# MATERIAL FOR THIS TASK

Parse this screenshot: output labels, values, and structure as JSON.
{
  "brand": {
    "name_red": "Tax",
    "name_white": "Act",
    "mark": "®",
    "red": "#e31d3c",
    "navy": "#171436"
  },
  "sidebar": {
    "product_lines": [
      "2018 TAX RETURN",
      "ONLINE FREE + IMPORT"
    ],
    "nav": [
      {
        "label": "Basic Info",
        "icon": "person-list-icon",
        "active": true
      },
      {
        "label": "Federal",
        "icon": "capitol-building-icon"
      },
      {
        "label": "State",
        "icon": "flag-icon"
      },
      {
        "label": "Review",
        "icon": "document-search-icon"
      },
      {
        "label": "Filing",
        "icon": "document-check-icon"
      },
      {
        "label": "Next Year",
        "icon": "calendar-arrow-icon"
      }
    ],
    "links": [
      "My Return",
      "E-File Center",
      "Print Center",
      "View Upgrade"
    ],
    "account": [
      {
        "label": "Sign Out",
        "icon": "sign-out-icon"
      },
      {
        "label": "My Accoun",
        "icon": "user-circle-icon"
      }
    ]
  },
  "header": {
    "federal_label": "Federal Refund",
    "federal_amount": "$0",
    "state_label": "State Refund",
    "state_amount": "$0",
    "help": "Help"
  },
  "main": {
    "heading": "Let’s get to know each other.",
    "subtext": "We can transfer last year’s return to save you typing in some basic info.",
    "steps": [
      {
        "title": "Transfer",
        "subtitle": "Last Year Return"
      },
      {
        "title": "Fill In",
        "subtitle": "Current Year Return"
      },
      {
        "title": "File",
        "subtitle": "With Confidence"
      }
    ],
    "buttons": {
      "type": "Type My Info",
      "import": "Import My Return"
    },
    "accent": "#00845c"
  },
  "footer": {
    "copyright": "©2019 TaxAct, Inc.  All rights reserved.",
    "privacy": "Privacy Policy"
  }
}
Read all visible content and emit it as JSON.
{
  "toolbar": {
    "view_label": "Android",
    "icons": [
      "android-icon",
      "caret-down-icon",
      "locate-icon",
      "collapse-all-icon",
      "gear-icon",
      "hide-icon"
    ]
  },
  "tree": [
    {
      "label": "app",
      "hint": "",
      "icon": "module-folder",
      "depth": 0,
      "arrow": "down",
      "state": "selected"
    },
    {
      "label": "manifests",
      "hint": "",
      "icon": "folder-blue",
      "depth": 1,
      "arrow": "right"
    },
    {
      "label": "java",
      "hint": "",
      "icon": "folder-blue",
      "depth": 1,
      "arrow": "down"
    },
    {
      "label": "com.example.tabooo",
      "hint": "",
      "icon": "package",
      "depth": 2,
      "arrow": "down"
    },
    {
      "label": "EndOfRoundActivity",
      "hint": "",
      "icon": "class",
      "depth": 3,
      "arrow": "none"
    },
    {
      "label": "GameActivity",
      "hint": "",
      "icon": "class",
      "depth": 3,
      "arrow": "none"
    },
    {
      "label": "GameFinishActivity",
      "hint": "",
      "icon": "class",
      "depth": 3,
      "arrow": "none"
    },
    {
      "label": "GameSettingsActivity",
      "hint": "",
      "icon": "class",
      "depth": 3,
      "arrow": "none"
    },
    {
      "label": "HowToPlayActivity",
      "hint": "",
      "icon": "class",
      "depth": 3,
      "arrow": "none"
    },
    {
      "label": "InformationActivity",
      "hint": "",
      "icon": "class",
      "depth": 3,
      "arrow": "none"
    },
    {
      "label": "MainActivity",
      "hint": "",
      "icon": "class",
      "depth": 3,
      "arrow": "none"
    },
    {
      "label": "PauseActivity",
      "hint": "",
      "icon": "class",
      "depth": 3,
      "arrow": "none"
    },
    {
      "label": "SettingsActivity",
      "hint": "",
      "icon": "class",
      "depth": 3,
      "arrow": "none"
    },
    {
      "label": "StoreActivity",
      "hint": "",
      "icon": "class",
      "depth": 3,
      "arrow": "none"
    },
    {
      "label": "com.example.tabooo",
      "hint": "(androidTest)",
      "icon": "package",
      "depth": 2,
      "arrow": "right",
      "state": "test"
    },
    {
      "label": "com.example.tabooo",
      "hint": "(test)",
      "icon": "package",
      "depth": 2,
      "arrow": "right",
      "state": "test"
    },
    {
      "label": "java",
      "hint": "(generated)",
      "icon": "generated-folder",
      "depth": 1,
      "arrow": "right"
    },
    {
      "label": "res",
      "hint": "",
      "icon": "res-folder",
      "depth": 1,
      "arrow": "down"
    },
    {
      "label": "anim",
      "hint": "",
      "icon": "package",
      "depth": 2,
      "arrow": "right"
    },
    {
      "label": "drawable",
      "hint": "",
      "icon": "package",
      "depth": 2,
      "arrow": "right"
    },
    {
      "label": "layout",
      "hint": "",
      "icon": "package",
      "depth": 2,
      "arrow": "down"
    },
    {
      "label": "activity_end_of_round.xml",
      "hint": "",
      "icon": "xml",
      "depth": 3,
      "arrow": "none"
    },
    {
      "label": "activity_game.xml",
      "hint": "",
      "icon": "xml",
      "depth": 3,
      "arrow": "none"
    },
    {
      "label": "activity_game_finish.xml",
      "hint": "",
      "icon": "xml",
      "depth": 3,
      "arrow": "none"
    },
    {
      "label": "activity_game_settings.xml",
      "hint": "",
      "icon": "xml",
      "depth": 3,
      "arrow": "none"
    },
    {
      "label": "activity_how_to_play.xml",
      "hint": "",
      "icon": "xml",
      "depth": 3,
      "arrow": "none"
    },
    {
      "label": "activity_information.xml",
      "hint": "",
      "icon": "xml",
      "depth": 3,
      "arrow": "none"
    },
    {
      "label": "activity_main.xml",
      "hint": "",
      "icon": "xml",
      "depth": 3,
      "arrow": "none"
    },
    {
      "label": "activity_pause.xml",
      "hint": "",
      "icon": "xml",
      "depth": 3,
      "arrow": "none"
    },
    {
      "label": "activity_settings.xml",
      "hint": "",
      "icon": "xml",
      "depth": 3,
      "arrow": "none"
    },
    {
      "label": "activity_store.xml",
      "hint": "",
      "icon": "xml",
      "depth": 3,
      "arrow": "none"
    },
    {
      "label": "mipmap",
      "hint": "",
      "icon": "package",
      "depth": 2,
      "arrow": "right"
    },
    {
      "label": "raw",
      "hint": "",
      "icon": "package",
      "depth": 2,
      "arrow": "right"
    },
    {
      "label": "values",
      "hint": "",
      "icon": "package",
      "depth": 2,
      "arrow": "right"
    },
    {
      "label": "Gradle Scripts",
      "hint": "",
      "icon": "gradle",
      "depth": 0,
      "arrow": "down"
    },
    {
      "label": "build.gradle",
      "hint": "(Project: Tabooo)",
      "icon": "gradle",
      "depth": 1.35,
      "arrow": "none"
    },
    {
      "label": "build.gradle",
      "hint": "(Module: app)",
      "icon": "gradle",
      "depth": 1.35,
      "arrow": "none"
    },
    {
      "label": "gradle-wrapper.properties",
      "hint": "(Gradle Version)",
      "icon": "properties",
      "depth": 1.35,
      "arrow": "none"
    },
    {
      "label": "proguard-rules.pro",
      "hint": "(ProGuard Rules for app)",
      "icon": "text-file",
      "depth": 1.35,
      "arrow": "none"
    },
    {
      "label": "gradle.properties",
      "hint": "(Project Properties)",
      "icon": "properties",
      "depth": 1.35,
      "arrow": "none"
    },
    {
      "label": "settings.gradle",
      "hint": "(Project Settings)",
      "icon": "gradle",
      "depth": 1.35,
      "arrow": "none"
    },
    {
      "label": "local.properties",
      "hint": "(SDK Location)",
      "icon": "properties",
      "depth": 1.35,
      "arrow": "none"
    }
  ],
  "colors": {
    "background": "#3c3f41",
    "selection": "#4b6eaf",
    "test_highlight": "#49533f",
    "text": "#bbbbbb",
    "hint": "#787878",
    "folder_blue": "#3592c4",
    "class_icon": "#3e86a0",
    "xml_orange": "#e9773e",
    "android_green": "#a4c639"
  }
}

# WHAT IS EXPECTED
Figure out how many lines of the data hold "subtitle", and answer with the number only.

# ANSWER TO THE PROBLEM
3